Do I have ADHD?
I answer a lot of questions about ADHD in online forums. Questions are often variations of “I [have symptom]. Does that mean I have ADHD?”
The answer: I don’t know. Maybe, maybe not.
ADHD Stranger danger
When I answer, I note that it’s dangerous for strangers on the internet to diagnose or prescribe. It’s also irresponsible. It’s irresponsible for you to ask for health advice and it’s irresponsible for others to provide it.
No one who doesn’t know you should diagnose or prescribe without any sort of assessment. “Do I have” questions about ADHD or any other health concern does not provide in-depth information for assessment.
Paging Dr. Google
I understand the allure of Dr. Google, of asking those with personal experience, and of crowdsourcing.

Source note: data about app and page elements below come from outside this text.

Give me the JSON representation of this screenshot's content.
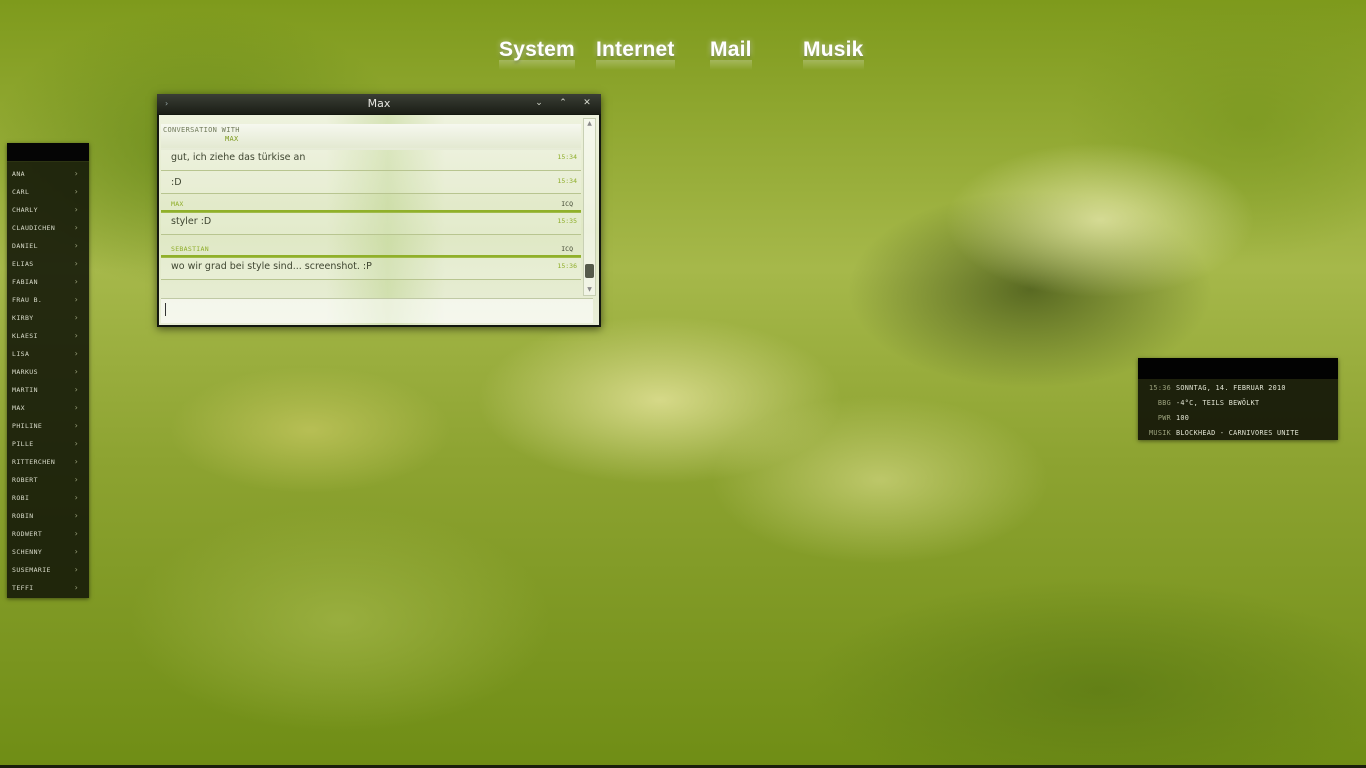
{
  "top_menu": {
    "items": [
      "System",
      "Internet",
      "Mail",
      "Musik"
    ]
  },
  "contacts": {
    "items": [
      "ANA",
      "CARL",
      "CHARLY",
      "CLAUDICHEN",
      "DANIEL",
      "ELIAS",
      "FABIAN",
      "FRAU B.",
      "KIRBY",
      "KLAESI",
      "LISA",
      "MARKUS",
      "MARTIN",
      "MAX",
      "PHILINE",
      "PILLE",
      "RITTERCHEN",
      "ROBERT",
      "ROBI",
      "ROBIN",
      "RODWERT",
      "SCHENNY",
      "SUSEMARIE",
      "TEFFI"
    ],
    "chevron": "›"
  },
  "chat": {
    "title": "Max",
    "menu_glyph": "›",
    "controls": {
      "minimize": "⌄",
      "maximize": "⌃",
      "close": "✕"
    },
    "conversation_label": "CONVERSATION WITH",
    "conversation_partner": "MAX",
    "messages": [
      {
        "text": "gut, ich ziehe das türkise an",
        "time": "15:34"
      },
      {
        "text": ":D",
        "time": "15:34"
      },
      {
        "sender": "MAX",
        "protocol": "ICQ"
      },
      {
        "text": "styler :D",
        "time": "15:35"
      },
      {
        "sender": "SEBASTIAN",
        "protocol": "ICQ"
      },
      {
        "text": "wo wir grad bei style sind... screenshot. :P",
        "time": "15:36"
      }
    ],
    "input_value": ""
  },
  "info_panel": {
    "rows": [
      {
        "key": "15:36",
        "value": "SONNTAG, 14. FEBRUAR 2010"
      },
      {
        "key": "BBG",
        "value": "-4°C, TEILS BEWÖLKT"
      },
      {
        "key": "PWR",
        "value": "100"
      },
      {
        "key": "MUSIK",
        "value": "BLOCKHEAD - CARNIVORES UNITE"
      }
    ]
  },
  "colors": {
    "accent": "#90b02a",
    "panel_bg": "#12160a",
    "text_light": "#e0e3d2"
  }
}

I get it! I research everything. Dr. Google is my primary caregiver. Like you (I’m guessing), I like shortcuts. I like free. We dislike barriers.

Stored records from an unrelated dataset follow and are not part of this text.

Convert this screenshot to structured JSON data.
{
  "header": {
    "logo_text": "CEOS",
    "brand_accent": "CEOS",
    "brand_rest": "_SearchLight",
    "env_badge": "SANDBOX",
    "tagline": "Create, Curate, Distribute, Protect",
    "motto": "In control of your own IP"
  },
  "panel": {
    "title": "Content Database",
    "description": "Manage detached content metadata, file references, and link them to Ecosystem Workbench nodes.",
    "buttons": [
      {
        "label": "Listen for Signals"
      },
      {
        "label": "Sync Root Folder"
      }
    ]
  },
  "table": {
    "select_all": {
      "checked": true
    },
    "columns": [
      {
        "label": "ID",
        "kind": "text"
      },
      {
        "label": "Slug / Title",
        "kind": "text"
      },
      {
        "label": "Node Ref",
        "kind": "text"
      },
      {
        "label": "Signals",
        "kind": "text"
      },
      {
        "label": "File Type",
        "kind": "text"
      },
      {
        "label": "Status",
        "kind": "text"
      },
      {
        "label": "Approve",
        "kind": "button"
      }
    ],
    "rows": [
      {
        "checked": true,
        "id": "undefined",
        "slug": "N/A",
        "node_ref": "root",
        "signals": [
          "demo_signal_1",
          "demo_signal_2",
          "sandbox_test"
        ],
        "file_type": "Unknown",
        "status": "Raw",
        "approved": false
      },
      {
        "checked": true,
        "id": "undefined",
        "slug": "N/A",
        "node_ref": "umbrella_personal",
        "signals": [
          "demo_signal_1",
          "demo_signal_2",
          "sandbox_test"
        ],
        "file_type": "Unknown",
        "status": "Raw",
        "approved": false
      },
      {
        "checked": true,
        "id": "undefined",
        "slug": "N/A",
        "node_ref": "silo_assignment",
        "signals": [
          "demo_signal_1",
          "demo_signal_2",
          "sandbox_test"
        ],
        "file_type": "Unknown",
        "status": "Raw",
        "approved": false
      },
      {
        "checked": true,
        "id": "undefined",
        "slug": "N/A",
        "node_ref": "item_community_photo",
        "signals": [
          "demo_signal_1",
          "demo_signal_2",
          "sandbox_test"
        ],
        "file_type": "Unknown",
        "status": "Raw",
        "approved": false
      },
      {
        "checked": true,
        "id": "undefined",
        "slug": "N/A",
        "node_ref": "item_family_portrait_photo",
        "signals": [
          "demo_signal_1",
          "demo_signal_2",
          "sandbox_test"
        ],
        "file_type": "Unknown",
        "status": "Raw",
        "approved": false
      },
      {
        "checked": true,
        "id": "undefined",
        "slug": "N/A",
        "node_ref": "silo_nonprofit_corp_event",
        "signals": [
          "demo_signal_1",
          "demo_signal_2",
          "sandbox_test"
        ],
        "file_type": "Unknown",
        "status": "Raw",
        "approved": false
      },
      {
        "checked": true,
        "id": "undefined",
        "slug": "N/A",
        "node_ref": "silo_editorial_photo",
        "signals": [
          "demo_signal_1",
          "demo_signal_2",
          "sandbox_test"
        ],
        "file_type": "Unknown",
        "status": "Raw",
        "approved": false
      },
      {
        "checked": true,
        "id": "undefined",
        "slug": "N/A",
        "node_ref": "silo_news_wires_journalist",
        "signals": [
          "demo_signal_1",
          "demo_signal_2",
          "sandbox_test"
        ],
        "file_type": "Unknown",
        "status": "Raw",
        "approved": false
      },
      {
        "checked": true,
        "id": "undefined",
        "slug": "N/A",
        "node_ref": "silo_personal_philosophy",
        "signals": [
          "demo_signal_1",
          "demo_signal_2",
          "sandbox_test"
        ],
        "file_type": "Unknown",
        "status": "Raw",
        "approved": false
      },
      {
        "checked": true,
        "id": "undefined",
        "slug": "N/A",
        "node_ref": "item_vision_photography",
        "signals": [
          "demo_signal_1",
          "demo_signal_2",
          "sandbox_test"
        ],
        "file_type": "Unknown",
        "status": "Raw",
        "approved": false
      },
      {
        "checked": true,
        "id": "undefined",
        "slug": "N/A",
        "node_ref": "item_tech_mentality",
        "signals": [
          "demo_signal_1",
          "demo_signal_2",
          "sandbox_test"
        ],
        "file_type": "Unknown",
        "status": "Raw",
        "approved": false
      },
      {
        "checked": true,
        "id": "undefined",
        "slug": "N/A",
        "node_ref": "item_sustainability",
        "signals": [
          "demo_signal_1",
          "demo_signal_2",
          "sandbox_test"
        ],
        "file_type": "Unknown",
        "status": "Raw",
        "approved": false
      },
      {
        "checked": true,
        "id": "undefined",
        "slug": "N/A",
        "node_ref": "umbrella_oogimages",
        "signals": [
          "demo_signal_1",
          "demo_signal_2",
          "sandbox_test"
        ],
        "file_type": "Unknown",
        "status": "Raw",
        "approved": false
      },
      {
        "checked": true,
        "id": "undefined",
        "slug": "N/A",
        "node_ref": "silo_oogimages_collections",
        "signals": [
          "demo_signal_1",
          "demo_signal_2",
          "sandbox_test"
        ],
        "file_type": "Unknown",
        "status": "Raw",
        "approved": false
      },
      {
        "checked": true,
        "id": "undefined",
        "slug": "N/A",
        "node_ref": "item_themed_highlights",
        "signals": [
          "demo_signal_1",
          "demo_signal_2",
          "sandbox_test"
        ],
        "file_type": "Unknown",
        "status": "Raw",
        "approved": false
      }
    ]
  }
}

ADHD experience matters
it really helps to speak to people who’ve been through it and who understand it and who knows what it might be. It can be educational to get that feedback from strangers on the internet.

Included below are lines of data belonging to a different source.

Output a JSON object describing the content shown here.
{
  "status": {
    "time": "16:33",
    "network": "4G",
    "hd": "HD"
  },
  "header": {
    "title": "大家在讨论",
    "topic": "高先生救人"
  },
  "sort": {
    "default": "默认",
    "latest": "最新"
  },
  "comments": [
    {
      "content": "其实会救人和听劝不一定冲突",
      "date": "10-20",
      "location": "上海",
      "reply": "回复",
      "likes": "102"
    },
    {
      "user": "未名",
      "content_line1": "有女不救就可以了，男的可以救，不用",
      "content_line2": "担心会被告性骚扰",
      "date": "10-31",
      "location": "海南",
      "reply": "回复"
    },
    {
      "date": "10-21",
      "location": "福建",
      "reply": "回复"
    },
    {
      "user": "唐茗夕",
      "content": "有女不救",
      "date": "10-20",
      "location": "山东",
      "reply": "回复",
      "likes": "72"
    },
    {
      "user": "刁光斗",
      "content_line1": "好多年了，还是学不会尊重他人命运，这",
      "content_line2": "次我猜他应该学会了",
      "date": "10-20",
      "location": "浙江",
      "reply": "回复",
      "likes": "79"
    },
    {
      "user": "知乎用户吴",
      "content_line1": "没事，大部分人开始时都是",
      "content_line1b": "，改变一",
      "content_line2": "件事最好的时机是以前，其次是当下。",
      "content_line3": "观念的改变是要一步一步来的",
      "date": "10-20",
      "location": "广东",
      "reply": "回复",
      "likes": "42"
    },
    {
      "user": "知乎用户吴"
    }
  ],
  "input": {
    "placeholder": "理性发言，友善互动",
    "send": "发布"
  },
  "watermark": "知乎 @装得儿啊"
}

BUT, I know that Google, social media & message boards don’t replace advice based on an in-depth assessment by experts.
Be discerning, know the risks
A stranger doesn’t know your health history, your lifestyle history, your behaviours, your environment. They don’t know if you have a history of mental illness or if it runs in your family, and they don’t know about your past trauma.
As such, they can do more harm than good. You can give yourself an incorrect diagnosis or go into a downward spiral of anxiety.
Know when to ask the internet & when to seek professional advice
What strangers answering questions online can do is recommend online tests and resources for help. If you think you have ADHD, I recommend starting with an online assessment.
After that, you can see a qualified, licensed healthcare professional. A thorough assessment requires getting your complete physical and psychiatric medical history and screening to rule out other physical & mental disorders. You can then discuss drug treatment with a healthcare professional with the authority to prescribe.
I designed my coaching program to help people with and without a formal diagnosis.
Neurotypical people can benefit too.
My lifestyle-based plan won’t hurt or damage you, but you might still benefit from medication. I offer tools. Medication is a tool but it’s not one that I have the expertise or credentials to offer.
I don’t discuss medication except for providing information when asked. I keep myself educated about ADHD medication and medications for depression and other mental health issues.
Be careful of where you go for advice. Be discerning.